↓

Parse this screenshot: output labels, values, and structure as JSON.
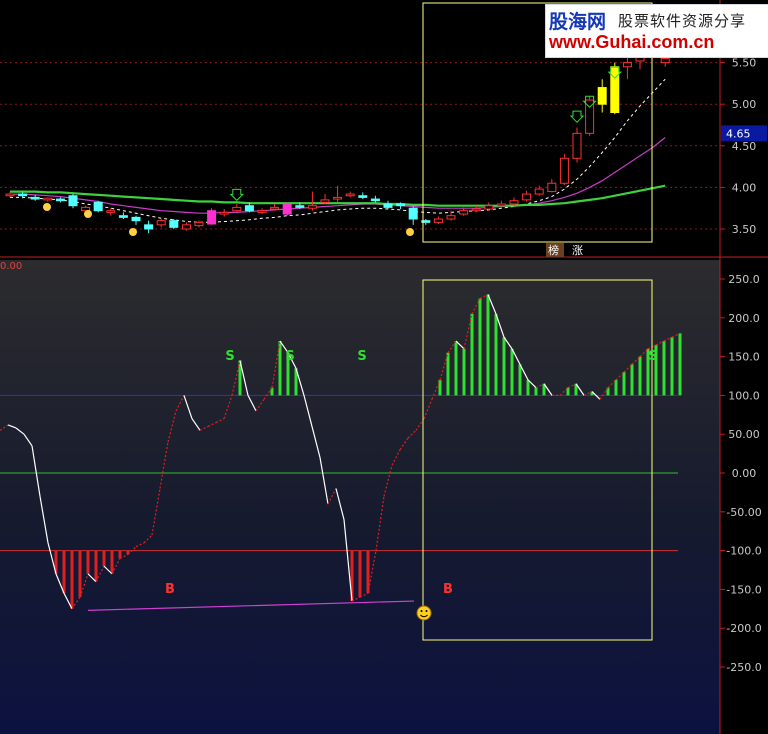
{
  "watermark": {
    "name_cn": "股海网",
    "tagline": "股票软件资源分享",
    "url": "www.Guhai.com.cn"
  },
  "price_panel": {
    "current_price_tag": "4.65",
    "top_left_readout": "0.00",
    "tick_labels": [
      "5.50",
      "5.00",
      "4.50",
      "4.00",
      "3.50"
    ],
    "annotations": [
      "榜",
      "涨"
    ]
  },
  "indicator_panel": {
    "tick_labels": [
      "250.0",
      "200.0",
      "150.0",
      "100.0",
      "50.00",
      "0.00",
      "-50.00",
      "-100.0",
      "-150.0",
      "-200.0",
      "-250.0"
    ],
    "signal_labels": [
      "S",
      "S",
      "S",
      "S",
      "B",
      "B"
    ]
  },
  "colors": {
    "background": "#000000",
    "price_axis": "#c8c8c8",
    "up_candle": "#ff3030",
    "down_candle": "#54ffff",
    "ma_green": "#3cd23c",
    "ma_magenta": "#c83cc8",
    "ma_dashed": "#ffffff",
    "overbought_line": "#3030d0",
    "zero_line": "#30c030",
    "oversold_line": "#d03030",
    "bars_green": "#30e030",
    "bars_red": "#e02020",
    "highlight_box": "#ffff80"
  },
  "chart_data": [
    {
      "type": "candlestick",
      "title": "",
      "ylim": [
        3.25,
        5.8
      ],
      "y_ticks": [
        5.5,
        5.0,
        4.5,
        4.0,
        3.5
      ],
      "current_price": 4.65,
      "candles": [
        [
          3.9,
          3.92,
          3.94,
          3.88
        ],
        [
          3.92,
          3.9,
          3.95,
          3.87
        ],
        [
          3.88,
          3.86,
          3.91,
          3.84
        ],
        [
          3.85,
          3.87,
          3.88,
          3.83
        ],
        [
          3.86,
          3.84,
          3.88,
          3.82
        ],
        [
          3.9,
          3.78,
          3.92,
          3.75
        ],
        [
          3.72,
          3.76,
          3.78,
          3.68
        ],
        [
          3.82,
          3.72,
          3.84,
          3.7
        ],
        [
          3.7,
          3.72,
          3.75,
          3.66
        ],
        [
          3.66,
          3.64,
          3.7,
          3.62
        ],
        [
          3.64,
          3.6,
          3.66,
          3.55
        ],
        [
          3.55,
          3.5,
          3.6,
          3.45
        ],
        [
          3.55,
          3.6,
          3.62,
          3.52
        ],
        [
          3.6,
          3.52,
          3.62,
          3.5
        ],
        [
          3.5,
          3.55,
          3.58,
          3.48
        ],
        [
          3.54,
          3.58,
          3.6,
          3.52
        ],
        [
          3.56,
          3.72,
          3.75,
          3.55
        ],
        [
          3.68,
          3.7,
          3.74,
          3.65
        ],
        [
          3.72,
          3.76,
          3.8,
          3.7
        ],
        [
          3.78,
          3.72,
          3.82,
          3.7
        ],
        [
          3.7,
          3.72,
          3.75,
          3.68
        ],
        [
          3.74,
          3.76,
          3.8,
          3.72
        ],
        [
          3.68,
          3.8,
          3.82,
          3.66
        ],
        [
          3.78,
          3.76,
          3.82,
          3.74
        ],
        [
          3.75,
          3.78,
          3.95,
          3.72
        ],
        [
          3.82,
          3.85,
          3.92,
          3.8
        ],
        [
          3.86,
          3.88,
          4.02,
          3.82
        ],
        [
          3.9,
          3.92,
          3.95,
          3.88
        ],
        [
          3.9,
          3.88,
          3.94,
          3.86
        ],
        [
          3.86,
          3.84,
          3.9,
          3.82
        ],
        [
          3.8,
          3.76,
          3.84,
          3.74
        ],
        [
          3.8,
          3.78,
          3.82,
          3.74
        ],
        [
          3.75,
          3.62,
          3.77,
          3.55
        ],
        [
          3.6,
          3.58,
          3.62,
          3.55
        ],
        [
          3.58,
          3.62,
          3.65,
          3.56
        ],
        [
          3.62,
          3.66,
          3.72,
          3.6
        ],
        [
          3.68,
          3.72,
          3.76,
          3.66
        ],
        [
          3.72,
          3.74,
          3.78,
          3.7
        ],
        [
          3.74,
          3.78,
          3.82,
          3.72
        ],
        [
          3.78,
          3.8,
          3.84,
          3.76
        ],
        [
          3.8,
          3.84,
          3.88,
          3.78
        ],
        [
          3.85,
          3.92,
          3.96,
          3.83
        ],
        [
          3.92,
          3.98,
          4.02,
          3.9
        ],
        [
          3.95,
          4.05,
          4.1,
          3.94
        ],
        [
          4.05,
          4.35,
          4.4,
          4.03
        ],
        [
          4.35,
          4.65,
          4.72,
          4.3
        ],
        [
          4.65,
          5.05,
          5.1,
          4.62
        ],
        [
          5.0,
          5.2,
          5.3,
          4.9
        ],
        [
          4.9,
          5.45,
          5.5,
          4.88
        ],
        [
          5.45,
          5.5,
          5.62,
          5.3
        ],
        [
          5.52,
          5.62,
          5.7,
          5.42
        ],
        [
          5.62,
          5.72,
          5.8,
          5.55
        ],
        [
          5.5,
          5.55,
          5.65,
          5.45
        ]
      ],
      "series": [
        {
          "values": [
            3.88,
            3.88,
            3.87,
            3.86,
            3.85,
            3.83,
            3.8,
            3.78,
            3.75,
            3.72,
            3.69,
            3.66,
            3.63,
            3.61,
            3.59,
            3.58,
            3.58,
            3.59,
            3.6,
            3.61,
            3.63,
            3.64,
            3.66,
            3.67,
            3.69,
            3.71,
            3.73,
            3.74,
            3.75,
            3.75,
            3.74,
            3.73,
            3.71,
            3.7,
            3.69,
            3.7,
            3.71,
            3.72,
            3.73,
            3.75,
            3.77,
            3.8,
            3.84,
            3.89,
            3.98,
            4.1,
            4.25,
            4.42,
            4.6,
            4.8,
            4.98,
            5.14,
            5.3
          ]
        },
        {
          "values": [
            3.92,
            3.92,
            3.91,
            3.9,
            3.89,
            3.87,
            3.85,
            3.83,
            3.8,
            3.78,
            3.76,
            3.74,
            3.72,
            3.71,
            3.7,
            3.69,
            3.69,
            3.7,
            3.7,
            3.71,
            3.72,
            3.73,
            3.74,
            3.75,
            3.76,
            3.77,
            3.78,
            3.79,
            3.8,
            3.8,
            3.79,
            3.78,
            3.77,
            3.76,
            3.75,
            3.75,
            3.75,
            3.75,
            3.76,
            3.77,
            3.78,
            3.79,
            3.81,
            3.84,
            3.88,
            3.93,
            4.0,
            4.08,
            4.18,
            4.28,
            4.38,
            4.48,
            4.6
          ]
        },
        {
          "values": [
            3.95,
            3.95,
            3.95,
            3.94,
            3.94,
            3.93,
            3.92,
            3.91,
            3.9,
            3.89,
            3.88,
            3.87,
            3.86,
            3.85,
            3.84,
            3.83,
            3.83,
            3.82,
            3.82,
            3.81,
            3.81,
            3.81,
            3.81,
            3.81,
            3.81,
            3.81,
            3.81,
            3.81,
            3.81,
            3.81,
            3.8,
            3.8,
            3.79,
            3.79,
            3.78,
            3.78,
            3.78,
            3.78,
            3.78,
            3.78,
            3.78,
            3.79,
            3.79,
            3.8,
            3.81,
            3.83,
            3.85,
            3.87,
            3.9,
            3.93,
            3.96,
            3.99,
            4.02
          ]
        }
      ]
    },
    {
      "type": "line",
      "title": "",
      "ylim": [
        -290,
        260
      ],
      "y_ticks": [
        250,
        200,
        150,
        100,
        50,
        0,
        -50,
        -100,
        -150,
        -200,
        -250
      ],
      "reference_lines": [
        100,
        0,
        -100
      ],
      "x": [
        0,
        8,
        16,
        24,
        32,
        40,
        48,
        56,
        64,
        72,
        80,
        88,
        96,
        104,
        112,
        120,
        128,
        136,
        144,
        152,
        160,
        168,
        176,
        184,
        192,
        200,
        208,
        216,
        224,
        232,
        240,
        248,
        256,
        264,
        272,
        280,
        288,
        296,
        304,
        312,
        320,
        328,
        336,
        344,
        352,
        360,
        368,
        376,
        384,
        392,
        400,
        408,
        416,
        424,
        432,
        440,
        448,
        456,
        464,
        472,
        480,
        488,
        496,
        504,
        512,
        520,
        528,
        536,
        544,
        552,
        560,
        568,
        576,
        584,
        592,
        600,
        608,
        616,
        624,
        632,
        640,
        648,
        656,
        664,
        672,
        680
      ],
      "values": [
        55,
        62,
        58,
        50,
        35,
        -30,
        -90,
        -130,
        -155,
        -175,
        -160,
        -130,
        -140,
        -120,
        -130,
        -110,
        -105,
        -95,
        -90,
        -80,
        -20,
        40,
        80,
        100,
        70,
        55,
        60,
        65,
        70,
        100,
        145,
        100,
        80,
        95,
        110,
        170,
        155,
        135,
        100,
        60,
        20,
        -40,
        -20,
        -60,
        -165,
        -160,
        -155,
        -100,
        -30,
        10,
        30,
        45,
        55,
        70,
        95,
        120,
        155,
        170,
        160,
        205,
        225,
        230,
        205,
        175,
        160,
        140,
        120,
        110,
        115,
        100,
        100,
        110,
        115,
        100,
        105,
        95,
        110,
        120,
        130,
        140,
        150,
        160,
        165,
        170,
        175,
        180
      ],
      "bar_threshold_high": 100,
      "bar_threshold_low": -100
    }
  ]
}
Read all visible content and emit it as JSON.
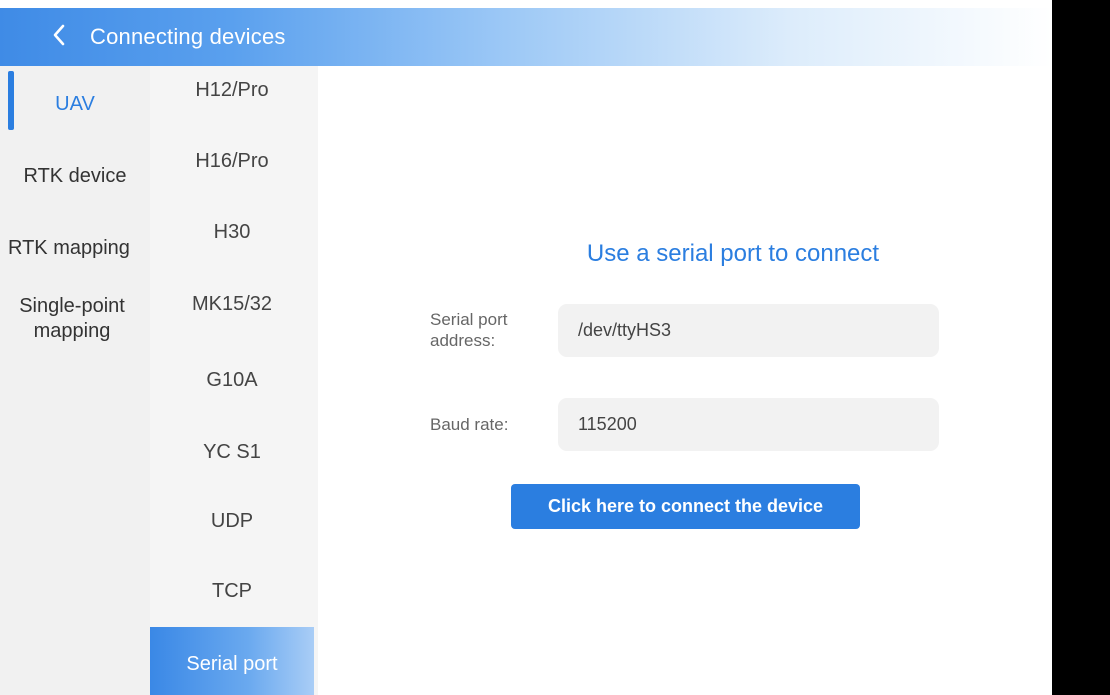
{
  "header": {
    "title": "Connecting devices",
    "back_icon": "chevron-left-icon"
  },
  "categories": [
    {
      "label": "UAV",
      "active": true
    },
    {
      "label": "RTK device",
      "active": false
    },
    {
      "label": "RTK mapping",
      "active": false
    },
    {
      "label": "Single-point mapping",
      "active": false
    }
  ],
  "models": [
    {
      "label": "H12/Pro",
      "active": false
    },
    {
      "label": "H16/Pro",
      "active": false
    },
    {
      "label": "H30",
      "active": false
    },
    {
      "label": "MK15/32",
      "active": false
    },
    {
      "label": "G10A",
      "active": false
    },
    {
      "label": "YC S1",
      "active": false
    },
    {
      "label": "UDP",
      "active": false
    },
    {
      "label": "TCP",
      "active": false
    },
    {
      "label": "Serial port",
      "active": true
    }
  ],
  "main": {
    "heading": "Use a serial port to connect",
    "serial_port": {
      "label": "Serial port address:",
      "value": "/dev/ttyHS3"
    },
    "baud_rate": {
      "label": "Baud rate:",
      "value": "115200"
    },
    "connect_label": "Click here to connect the device"
  },
  "colors": {
    "accent": "#2b7ee0",
    "header_start": "#3f8be6",
    "sidebar_bg": "#f1f1f1",
    "input_bg": "#f2f2f2"
  }
}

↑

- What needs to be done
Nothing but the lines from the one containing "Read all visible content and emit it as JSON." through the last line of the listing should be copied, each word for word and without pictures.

- Expected answer
Read all visible content and emit it as JSON.
{
  "header": {
    "title": "Connecting devices",
    "back_icon": "chevron-left-icon"
  },
  "categories": [
    {
      "label": "UAV",
      "active": true
    },
    {
      "label": "RTK device",
      "active": false
    },
    {
      "label": "RTK mapping",
      "active": false
    },
    {
      "label": "Single-point mapping",
      "active": false
    }
  ],
  "models": [
    {
      "label": "H12/Pro",
      "active": false
    },
    {
      "label": "H16/Pro",
      "active": false
    },
    {
      "label": "H30",
      "active": false
    },
    {
      "label": "MK15/32",
      "active": false
    },
    {
      "label": "G10A",
      "active": false
    },
    {
      "label": "YC S1",
      "active": false
    },
    {
      "label": "UDP",
      "active": false
    },
    {
      "label": "TCP",
      "active": false
    },
    {
      "label": "Serial port",
      "active": true
    }
  ],
  "main": {
    "heading": "Use a serial port to connect",
    "serial_port": {
      "label": "Serial port address:",
      "value": "/dev/ttyHS3"
    },
    "baud_rate": {
      "label": "Baud rate:",
      "value": "115200"
    },
    "connect_label": "Click here to connect the device"
  },
  "colors": {
    "accent": "#2b7ee0",
    "header_start": "#3f8be6",
    "sidebar_bg": "#f1f1f1",
    "input_bg": "#f2f2f2"
  }
}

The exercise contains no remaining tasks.